(READ: Corliss’s review of the first Sin City)
A few newbies are added into the mix: Johnny (Joseph Gordon-Levitt), a cocky card sharp who underestimates the price of beating Roark at poker; Kroenig (Christopher Lloyd), a shady medic who tends to Johnny’s busted fingers; the sado-master Joey (Ray Liotta), photographed by Dwight during a sick tryst; the entrepreneur Wallenquist (Stacy Keach, encased in Jabba the Hutt facial flab and a polka-dot bow tie), whom Ava has use for; and Mort the cop (Christopher Meloni), who falls hard for Ava, directly to his doom.
Movies are rated R for sex and violence, and A Dame to Kill For has plenty of both. There are no fewer than three eyeball-ectomies, and a cutlery scene that turns a villain’s redoubt into a decapitorium. A despondent Nancy scars her own face, leaving phosphorescent Frankenstein stitches. But the mayhem is mostly aestheticized by the black-and-white-and-red-all-over visual scheme. A fight may be shown in silhouette against a brick wall — a throwback to the first animated feature, Lotte Reinger’s The Adventures of Prince Achmed, and an old trick wielded by Rodriguez, the try-anything magician. Even if you don’t care for the characters or the story, you should agree with Dwight, after he takes his snoop photos of Joey: “The sad thing is, some of the compositions are pretty good.”
(FIND: The Adventures of Prince Achmed in the all-TIME Top 25 Animated Features)

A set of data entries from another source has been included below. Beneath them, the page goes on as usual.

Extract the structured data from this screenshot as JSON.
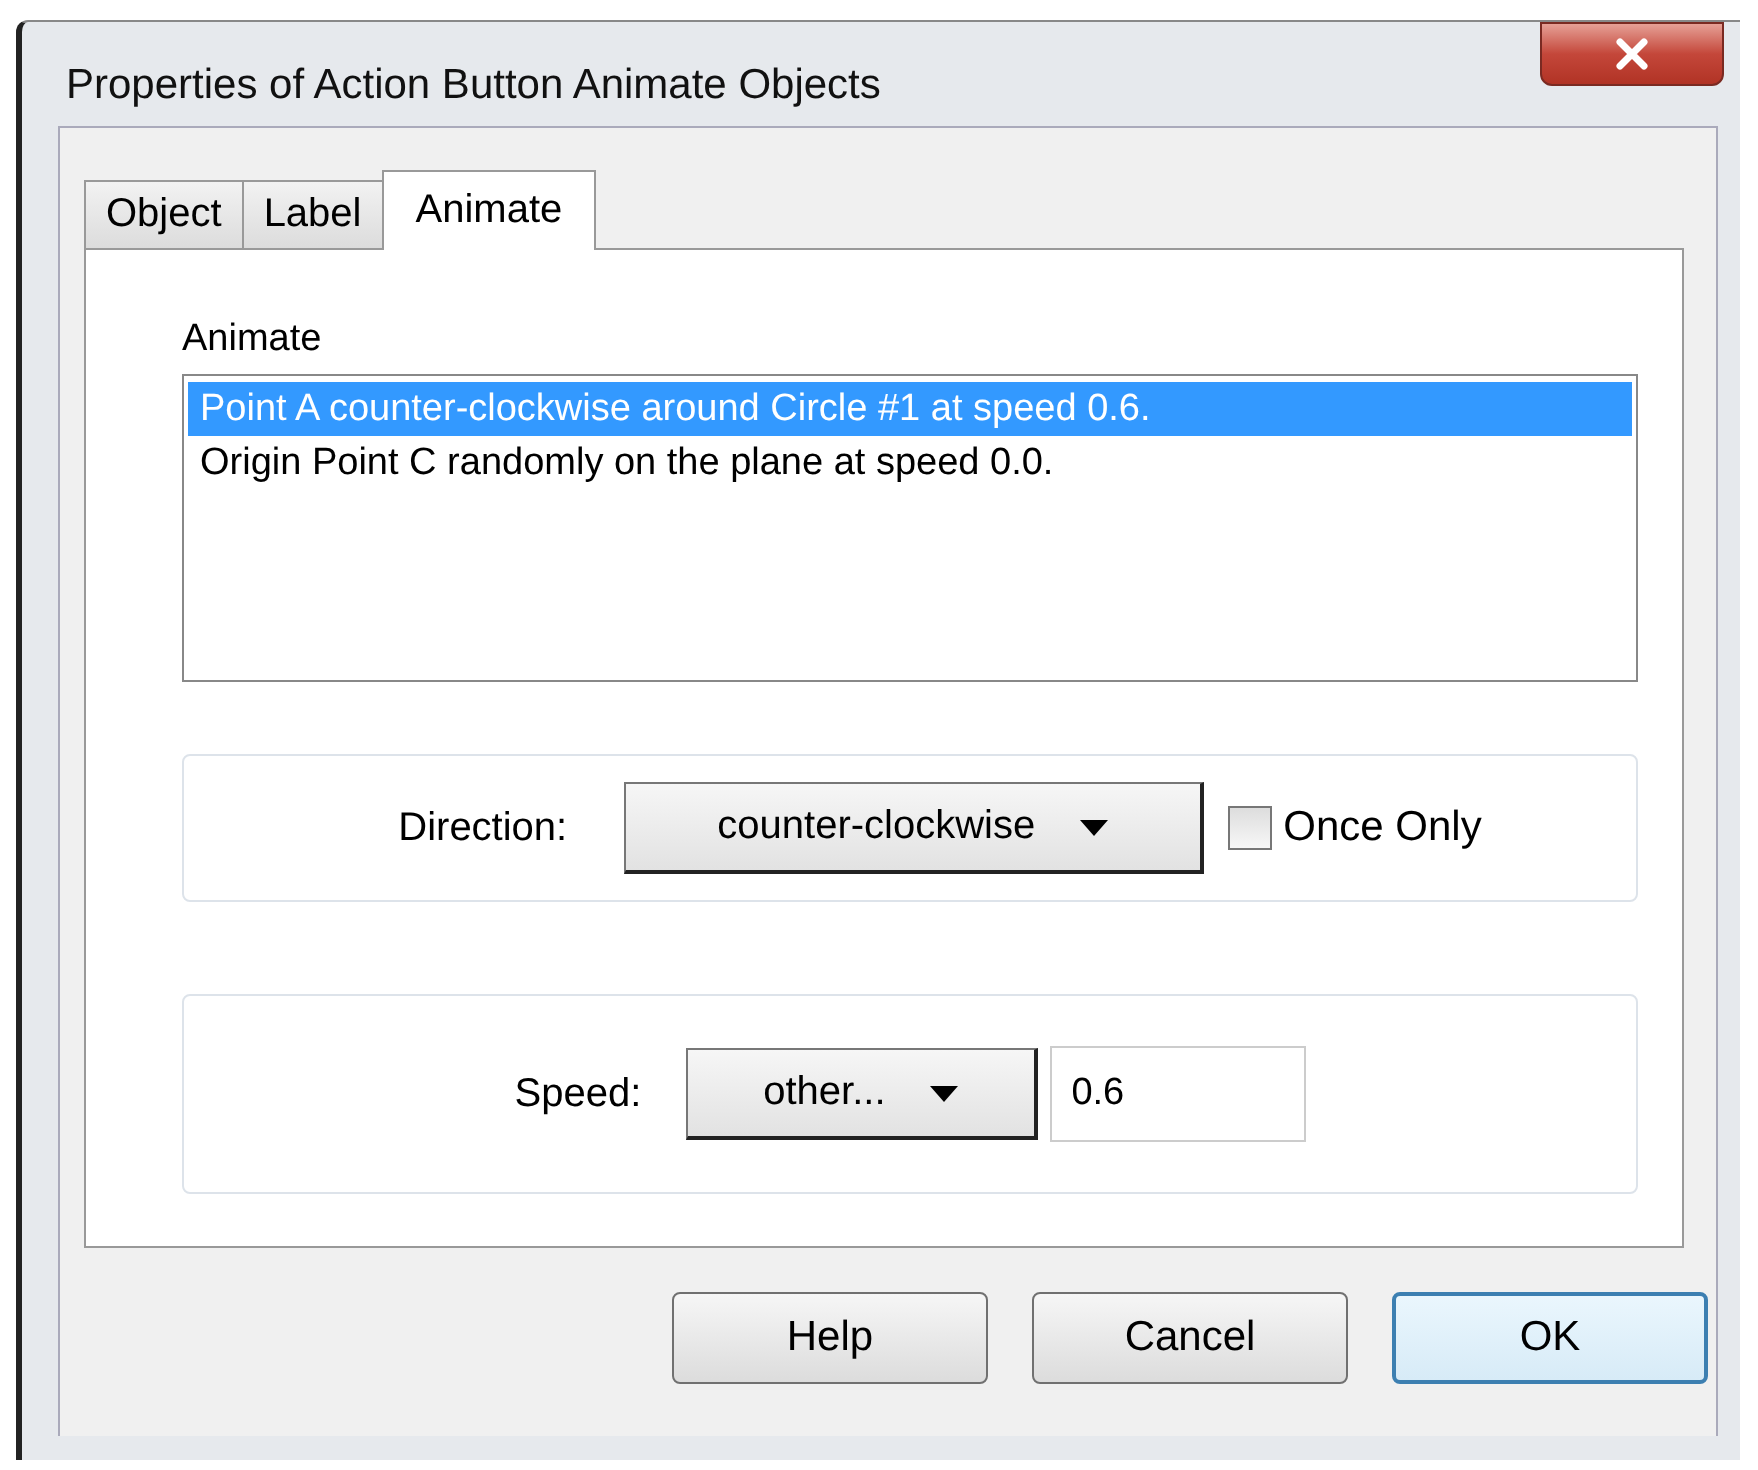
{
  "window": {
    "title": "Properties of Action Button Animate Objects"
  },
  "tabs": [
    {
      "label": "Object",
      "selected": false
    },
    {
      "label": "Label",
      "selected": false
    },
    {
      "label": "Animate",
      "selected": true
    }
  ],
  "animate": {
    "label": "Animate",
    "items": [
      {
        "text": "Point A counter-clockwise around Circle #1 at speed 0.6.",
        "selected": true
      },
      {
        "text": "Origin Point C randomly on the plane at speed 0.0.",
        "selected": false
      }
    ]
  },
  "direction": {
    "label": "Direction:",
    "value": "counter-clockwise",
    "once_only": {
      "label": "Once Only",
      "checked": false
    }
  },
  "speed": {
    "label": "Speed:",
    "value": "other...",
    "field": "0.6"
  },
  "buttons": [
    {
      "label": "Help",
      "default": false
    },
    {
      "label": "Cancel",
      "default": false
    },
    {
      "label": "OK",
      "default": true
    }
  ]
}
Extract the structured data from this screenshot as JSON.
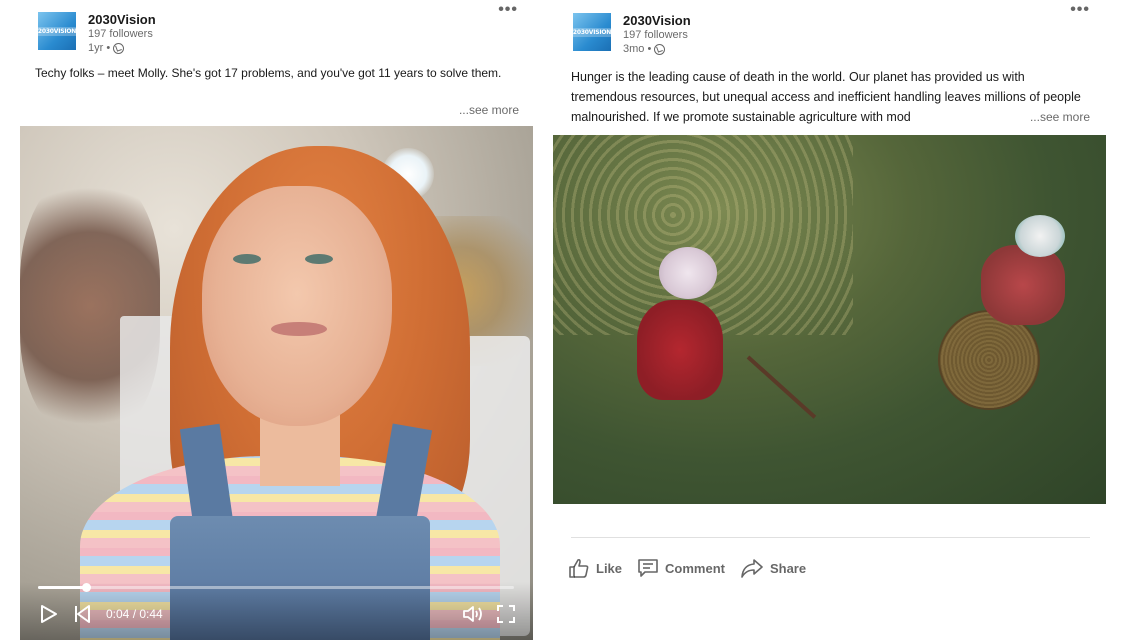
{
  "posts": [
    {
      "company": "2030Vision",
      "logo_text": "2030VISION",
      "followers": "197 followers",
      "age": "1yr •",
      "text": "Techy folks – meet Molly. She's got 17 problems, and you've got 11 years to solve them.",
      "see_more": "...see more",
      "video": {
        "time": "0:04 / 0:44",
        "progress": 0.1
      }
    },
    {
      "company": "2030Vision",
      "logo_text": "2030VISION",
      "followers": "197 followers",
      "age": "3mo •",
      "text": "Hunger is the leading cause of death in the world. Our planet has provided us with tremendous resources, but unequal access and inefficient handling leaves millions of people malnourished. If we promote sustainable agriculture with mod",
      "see_more": "...see more",
      "actions": {
        "like": "Like",
        "comment": "Comment",
        "share": "Share"
      }
    }
  ]
}
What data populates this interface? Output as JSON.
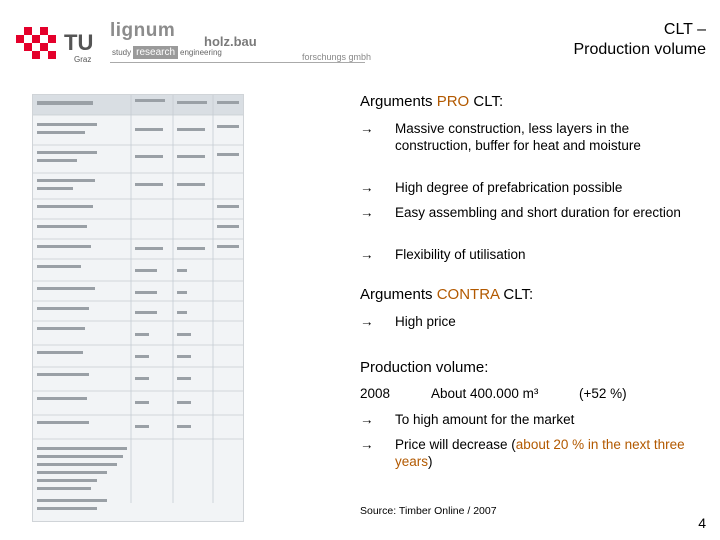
{
  "header": {
    "title_line1": "CLT –",
    "title_line2": "Production volume",
    "logo_tu": "TU",
    "logo_graz": "Graz",
    "logo_lignum": "lignum",
    "lignum_sub": [
      "study",
      "research",
      "engineering"
    ],
    "logo_holzbau": "holz.bau",
    "logo_forschung": "forschungs gmbh"
  },
  "pro": {
    "heading_prefix": "Arguments ",
    "heading_accent": "PRO",
    "heading_suffix": " CLT:",
    "items": [
      "Massive construction, less layers in the construction, buffer for heat and moisture",
      "High degree of prefabrication possible",
      "Easy assembling and short duration for erection",
      "Flexibility of utilisation"
    ]
  },
  "contra": {
    "heading_prefix": "Arguments ",
    "heading_accent": "CONTRA",
    "heading_suffix": " CLT:",
    "items": [
      "High price"
    ]
  },
  "production": {
    "heading": "Production volume:",
    "year": "2008",
    "amount": "About 400.000 m³",
    "change": "(+52 %)",
    "item1": "To high amount for the market",
    "item2_prefix": "Price will decrease (",
    "item2_accent": "about 20 % in the next three years",
    "item2_suffix": ")"
  },
  "arrow": "→",
  "source": "Source: Timber Online / 2007",
  "page_number": "4",
  "colors": {
    "accent": "#b25900",
    "tu_red": "#e4002b"
  }
}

As for the sex: that’s Ava. She is the prime force of evil, and Green is the new movie’s reason for being. In a film era that mostly ignores womanly allure for guy-on-guy battles and bromance, Green has played the unregenerate temptress from The Dreamers (her debut) to 300: Rise of an Empire, with the miniseries Camelot and Penny Dreadful in between. But Ava was the role waiting for her. Her huge emerald eyes glare above a blue silk gown in the monochrome murk; her body is often shown nude, in a swimming pool or on a bed, in the Cubist caress of Venetian-blind slats. Ava’s siren call summons Dwight there, imploring him to take his revenge on her body: “Make me hurt like I hurt you.”
Sin City: A Dame to Kill For is heavy on comic-strip hurt. It’s a big hurt but, for a late-August time-waster, a good one.